Melancholy as Ethical Vice
At the head of the hierarchy of sins held by the Elizabethan religious orthodoxy lies the sin of despair. Despair represents a refusal or inability to enter into relationship with God, and, as a result, a distancing from God's grace. Whether feigned or genuine (and probably somewhere in between), Hamlet's melancholy causes him to distrust his first inclinations toward the apparition he has encountered, and to test them through the device of the mousetrap scene.
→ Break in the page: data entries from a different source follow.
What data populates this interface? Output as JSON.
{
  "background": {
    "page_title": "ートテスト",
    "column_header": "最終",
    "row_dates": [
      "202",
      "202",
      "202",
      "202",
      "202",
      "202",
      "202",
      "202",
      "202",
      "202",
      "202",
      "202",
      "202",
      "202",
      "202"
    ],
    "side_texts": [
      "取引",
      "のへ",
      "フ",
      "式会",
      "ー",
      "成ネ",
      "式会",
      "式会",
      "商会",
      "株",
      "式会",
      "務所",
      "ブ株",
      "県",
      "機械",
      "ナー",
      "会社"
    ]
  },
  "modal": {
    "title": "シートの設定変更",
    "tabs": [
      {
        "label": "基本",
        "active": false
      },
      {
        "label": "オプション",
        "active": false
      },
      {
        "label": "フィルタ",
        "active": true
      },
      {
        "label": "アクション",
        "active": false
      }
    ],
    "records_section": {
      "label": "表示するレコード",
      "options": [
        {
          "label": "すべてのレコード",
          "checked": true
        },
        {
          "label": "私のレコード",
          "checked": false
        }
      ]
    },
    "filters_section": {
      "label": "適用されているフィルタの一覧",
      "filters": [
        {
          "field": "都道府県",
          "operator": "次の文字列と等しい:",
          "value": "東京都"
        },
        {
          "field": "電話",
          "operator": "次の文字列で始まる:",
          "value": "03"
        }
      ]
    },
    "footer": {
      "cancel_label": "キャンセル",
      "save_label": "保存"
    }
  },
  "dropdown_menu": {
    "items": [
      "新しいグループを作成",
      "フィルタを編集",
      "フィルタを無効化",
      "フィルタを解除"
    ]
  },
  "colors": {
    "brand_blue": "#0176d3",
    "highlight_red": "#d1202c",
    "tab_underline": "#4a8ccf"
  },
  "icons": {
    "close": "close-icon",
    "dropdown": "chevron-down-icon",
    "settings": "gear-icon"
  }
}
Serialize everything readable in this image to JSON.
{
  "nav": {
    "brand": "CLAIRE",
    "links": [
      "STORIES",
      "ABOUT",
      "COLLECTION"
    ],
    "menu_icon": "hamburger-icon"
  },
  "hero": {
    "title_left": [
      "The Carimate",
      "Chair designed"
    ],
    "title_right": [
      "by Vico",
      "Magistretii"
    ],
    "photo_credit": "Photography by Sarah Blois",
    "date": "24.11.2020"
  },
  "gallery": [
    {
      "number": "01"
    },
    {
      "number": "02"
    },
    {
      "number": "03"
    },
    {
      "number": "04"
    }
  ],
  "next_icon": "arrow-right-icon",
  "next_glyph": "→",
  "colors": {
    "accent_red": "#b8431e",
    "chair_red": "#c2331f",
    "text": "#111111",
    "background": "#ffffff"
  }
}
In effect, he accepts the popular belief that the Devil considers melancholiacs to be ripe for deception - a belief which looks suspiciously upon melancholy and considers it to be a possible reflection of moral or ethical lapses.
Sadness, or Heaviness of heart
Sadness is a languishing feebleness of the spirit, and a kinde of discouragement
engendered by the opinion that we have of the greatness of those evils
that afflict us. It is a dangerous enemie to our rest, which presently
weakeneth and quelleth our soules, if we take not good heede, and taketh
from us the use of reason and discourse, and means whereby to provide
for our affaires, and with time it rusteth ... the soul, it corrupteth
the whole man, brings his virtues asleepe, even then when he hath most
need to keepe them awake, to withstand that evil which oppresseth them:
but we must discover the foulness and follie, the pernicious effects,
yea the injustice that is in this cowardly, base, and feeble passion,
to the end wee may learne with all our might to flie and avoid it, as
most unworthy the wisest men, according to the doctrine of the Stoicks...